Dataset rows for apps and sites:
--
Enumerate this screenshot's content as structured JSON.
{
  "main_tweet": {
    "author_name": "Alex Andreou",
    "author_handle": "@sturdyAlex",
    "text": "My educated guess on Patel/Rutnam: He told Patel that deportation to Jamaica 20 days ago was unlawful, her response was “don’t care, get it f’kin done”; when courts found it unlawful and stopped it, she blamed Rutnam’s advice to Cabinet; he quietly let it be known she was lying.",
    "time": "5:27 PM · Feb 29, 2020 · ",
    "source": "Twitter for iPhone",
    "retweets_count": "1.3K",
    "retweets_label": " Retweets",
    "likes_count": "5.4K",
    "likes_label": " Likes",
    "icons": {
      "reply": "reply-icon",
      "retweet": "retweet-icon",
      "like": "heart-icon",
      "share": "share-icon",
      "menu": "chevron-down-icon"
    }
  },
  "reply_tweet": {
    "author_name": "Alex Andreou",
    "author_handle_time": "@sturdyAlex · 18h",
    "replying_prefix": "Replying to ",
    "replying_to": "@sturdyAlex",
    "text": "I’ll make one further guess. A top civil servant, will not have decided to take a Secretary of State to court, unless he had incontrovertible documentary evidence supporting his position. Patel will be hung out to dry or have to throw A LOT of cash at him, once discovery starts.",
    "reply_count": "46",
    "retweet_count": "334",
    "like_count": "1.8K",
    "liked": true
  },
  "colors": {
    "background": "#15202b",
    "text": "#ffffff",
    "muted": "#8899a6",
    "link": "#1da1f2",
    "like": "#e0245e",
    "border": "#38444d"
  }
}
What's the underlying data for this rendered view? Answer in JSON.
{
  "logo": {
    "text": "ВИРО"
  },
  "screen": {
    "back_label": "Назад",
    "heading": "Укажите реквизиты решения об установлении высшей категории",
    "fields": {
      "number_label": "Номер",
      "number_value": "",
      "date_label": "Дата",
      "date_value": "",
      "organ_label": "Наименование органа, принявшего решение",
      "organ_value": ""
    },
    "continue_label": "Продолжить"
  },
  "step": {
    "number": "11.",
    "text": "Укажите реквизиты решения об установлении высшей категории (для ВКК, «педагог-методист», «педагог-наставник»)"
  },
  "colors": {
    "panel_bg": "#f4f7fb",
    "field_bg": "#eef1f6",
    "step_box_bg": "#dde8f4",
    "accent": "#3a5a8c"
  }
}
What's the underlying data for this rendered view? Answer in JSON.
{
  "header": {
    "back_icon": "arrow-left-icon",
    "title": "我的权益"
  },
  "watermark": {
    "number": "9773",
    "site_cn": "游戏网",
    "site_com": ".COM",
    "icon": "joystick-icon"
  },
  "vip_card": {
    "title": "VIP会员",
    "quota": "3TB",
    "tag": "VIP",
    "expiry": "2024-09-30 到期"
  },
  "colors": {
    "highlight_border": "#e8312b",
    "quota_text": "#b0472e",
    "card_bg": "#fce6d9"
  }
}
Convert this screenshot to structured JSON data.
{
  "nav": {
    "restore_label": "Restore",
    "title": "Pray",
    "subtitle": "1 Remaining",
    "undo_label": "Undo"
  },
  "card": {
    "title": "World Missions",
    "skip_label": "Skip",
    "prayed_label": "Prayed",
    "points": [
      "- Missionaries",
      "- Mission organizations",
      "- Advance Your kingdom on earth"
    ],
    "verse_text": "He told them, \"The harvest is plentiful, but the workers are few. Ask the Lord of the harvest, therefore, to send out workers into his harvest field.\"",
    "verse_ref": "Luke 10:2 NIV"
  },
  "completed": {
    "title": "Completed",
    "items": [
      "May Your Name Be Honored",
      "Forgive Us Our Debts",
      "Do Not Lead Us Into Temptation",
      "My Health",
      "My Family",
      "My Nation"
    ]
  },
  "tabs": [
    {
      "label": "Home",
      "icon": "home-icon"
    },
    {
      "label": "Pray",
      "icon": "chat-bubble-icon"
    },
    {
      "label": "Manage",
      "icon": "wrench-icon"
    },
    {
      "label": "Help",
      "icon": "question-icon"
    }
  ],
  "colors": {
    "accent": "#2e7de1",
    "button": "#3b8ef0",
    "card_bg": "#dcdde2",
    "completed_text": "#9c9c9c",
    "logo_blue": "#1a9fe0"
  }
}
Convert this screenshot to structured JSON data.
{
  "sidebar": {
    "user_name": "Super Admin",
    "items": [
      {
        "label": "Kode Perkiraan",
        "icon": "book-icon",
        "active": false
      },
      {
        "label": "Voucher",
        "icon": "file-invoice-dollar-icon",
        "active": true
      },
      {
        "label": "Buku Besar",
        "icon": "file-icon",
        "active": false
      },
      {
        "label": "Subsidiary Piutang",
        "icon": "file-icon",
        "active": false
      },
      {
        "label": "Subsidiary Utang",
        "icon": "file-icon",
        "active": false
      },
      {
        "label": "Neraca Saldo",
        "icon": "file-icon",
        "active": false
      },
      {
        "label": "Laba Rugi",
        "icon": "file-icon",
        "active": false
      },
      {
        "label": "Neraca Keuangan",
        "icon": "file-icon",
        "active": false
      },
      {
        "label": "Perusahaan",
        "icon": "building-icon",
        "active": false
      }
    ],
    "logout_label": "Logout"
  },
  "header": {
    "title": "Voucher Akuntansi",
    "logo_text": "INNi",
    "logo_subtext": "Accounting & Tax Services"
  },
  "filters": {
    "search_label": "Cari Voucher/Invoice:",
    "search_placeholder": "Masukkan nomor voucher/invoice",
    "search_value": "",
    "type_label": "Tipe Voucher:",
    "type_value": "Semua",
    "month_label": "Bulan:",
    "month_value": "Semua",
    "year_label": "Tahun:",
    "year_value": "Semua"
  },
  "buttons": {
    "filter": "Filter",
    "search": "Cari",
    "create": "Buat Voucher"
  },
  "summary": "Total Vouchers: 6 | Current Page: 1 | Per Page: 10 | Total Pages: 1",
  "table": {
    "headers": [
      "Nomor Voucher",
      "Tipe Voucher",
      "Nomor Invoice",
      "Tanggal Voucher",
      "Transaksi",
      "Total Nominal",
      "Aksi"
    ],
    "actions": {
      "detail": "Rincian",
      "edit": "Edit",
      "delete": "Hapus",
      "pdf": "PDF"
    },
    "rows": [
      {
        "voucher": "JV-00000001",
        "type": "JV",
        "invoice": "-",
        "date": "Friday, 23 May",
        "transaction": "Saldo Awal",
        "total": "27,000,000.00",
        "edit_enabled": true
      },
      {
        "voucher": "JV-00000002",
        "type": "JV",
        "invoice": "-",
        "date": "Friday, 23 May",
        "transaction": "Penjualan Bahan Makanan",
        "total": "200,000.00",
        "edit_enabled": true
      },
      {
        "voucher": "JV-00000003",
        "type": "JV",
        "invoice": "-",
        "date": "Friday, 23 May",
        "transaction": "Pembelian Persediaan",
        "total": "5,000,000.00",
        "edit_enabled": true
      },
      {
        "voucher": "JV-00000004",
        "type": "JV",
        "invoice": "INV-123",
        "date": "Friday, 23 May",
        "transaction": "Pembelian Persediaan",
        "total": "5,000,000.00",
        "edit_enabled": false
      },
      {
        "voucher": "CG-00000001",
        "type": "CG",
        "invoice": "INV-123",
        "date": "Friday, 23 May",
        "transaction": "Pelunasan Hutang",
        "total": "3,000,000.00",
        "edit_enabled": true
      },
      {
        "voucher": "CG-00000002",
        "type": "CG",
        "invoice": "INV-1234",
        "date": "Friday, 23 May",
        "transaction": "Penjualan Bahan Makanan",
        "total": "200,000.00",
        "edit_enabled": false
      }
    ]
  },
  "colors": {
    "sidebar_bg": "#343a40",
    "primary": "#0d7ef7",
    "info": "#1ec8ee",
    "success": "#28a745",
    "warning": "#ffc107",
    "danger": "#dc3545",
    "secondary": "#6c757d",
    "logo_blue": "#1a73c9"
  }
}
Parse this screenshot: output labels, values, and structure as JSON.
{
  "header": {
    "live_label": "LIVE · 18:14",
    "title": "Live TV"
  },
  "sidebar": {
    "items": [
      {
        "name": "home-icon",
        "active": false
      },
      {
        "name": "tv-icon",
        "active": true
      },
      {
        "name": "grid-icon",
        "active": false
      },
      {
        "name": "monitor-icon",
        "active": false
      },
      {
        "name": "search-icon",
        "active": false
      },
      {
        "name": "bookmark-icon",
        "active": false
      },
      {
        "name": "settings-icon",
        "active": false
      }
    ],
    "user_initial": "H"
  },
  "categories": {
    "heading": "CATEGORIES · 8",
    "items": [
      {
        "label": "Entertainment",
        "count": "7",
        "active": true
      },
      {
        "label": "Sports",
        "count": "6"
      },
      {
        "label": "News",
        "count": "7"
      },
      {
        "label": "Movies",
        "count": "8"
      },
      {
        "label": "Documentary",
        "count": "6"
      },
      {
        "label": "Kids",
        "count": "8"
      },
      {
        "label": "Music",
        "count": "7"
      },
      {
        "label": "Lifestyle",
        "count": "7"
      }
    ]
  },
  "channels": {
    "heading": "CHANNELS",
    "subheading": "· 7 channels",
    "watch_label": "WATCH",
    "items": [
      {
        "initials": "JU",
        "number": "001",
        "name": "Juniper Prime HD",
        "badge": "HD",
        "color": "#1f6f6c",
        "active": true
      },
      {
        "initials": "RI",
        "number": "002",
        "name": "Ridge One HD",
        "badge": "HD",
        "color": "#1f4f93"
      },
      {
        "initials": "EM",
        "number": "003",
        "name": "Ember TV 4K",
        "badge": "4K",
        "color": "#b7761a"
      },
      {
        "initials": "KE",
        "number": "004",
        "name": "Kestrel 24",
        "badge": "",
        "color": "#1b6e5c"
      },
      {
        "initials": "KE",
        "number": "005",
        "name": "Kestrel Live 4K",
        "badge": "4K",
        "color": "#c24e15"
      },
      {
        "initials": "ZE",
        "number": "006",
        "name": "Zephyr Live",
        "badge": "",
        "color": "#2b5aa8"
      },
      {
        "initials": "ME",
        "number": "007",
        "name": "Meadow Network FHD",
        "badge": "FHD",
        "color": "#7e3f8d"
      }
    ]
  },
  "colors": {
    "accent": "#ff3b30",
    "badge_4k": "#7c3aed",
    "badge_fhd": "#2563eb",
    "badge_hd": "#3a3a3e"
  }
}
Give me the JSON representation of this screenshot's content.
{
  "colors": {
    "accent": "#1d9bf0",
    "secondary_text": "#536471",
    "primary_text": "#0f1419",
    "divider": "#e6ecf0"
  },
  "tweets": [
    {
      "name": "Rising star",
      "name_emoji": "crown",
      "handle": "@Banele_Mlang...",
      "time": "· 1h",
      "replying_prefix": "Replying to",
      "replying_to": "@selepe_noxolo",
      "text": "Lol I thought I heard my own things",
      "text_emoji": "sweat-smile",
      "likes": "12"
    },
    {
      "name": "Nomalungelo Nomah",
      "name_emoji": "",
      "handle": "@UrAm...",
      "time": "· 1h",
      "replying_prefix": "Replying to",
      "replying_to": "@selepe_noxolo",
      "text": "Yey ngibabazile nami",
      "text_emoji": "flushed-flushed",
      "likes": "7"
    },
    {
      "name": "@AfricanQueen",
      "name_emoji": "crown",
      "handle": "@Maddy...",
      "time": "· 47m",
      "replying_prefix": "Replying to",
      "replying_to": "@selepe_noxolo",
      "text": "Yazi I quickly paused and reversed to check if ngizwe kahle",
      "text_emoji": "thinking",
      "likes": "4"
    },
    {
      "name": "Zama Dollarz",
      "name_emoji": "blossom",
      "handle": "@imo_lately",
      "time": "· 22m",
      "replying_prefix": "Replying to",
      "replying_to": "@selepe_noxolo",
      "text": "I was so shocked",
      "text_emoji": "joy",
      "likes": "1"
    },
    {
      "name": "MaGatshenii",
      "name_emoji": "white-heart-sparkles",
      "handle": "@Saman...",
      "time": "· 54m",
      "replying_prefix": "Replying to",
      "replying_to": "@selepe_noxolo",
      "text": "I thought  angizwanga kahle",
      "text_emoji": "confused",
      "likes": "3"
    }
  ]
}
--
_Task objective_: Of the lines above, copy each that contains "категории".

_Task result_:
    "heading": "Укажите реквизиты решения об установлении высшей категории",
    "text": "Укажите реквизиты решения об установлении высшей категории (для ВКК, «педагог-методист», «педагог-наставник»)"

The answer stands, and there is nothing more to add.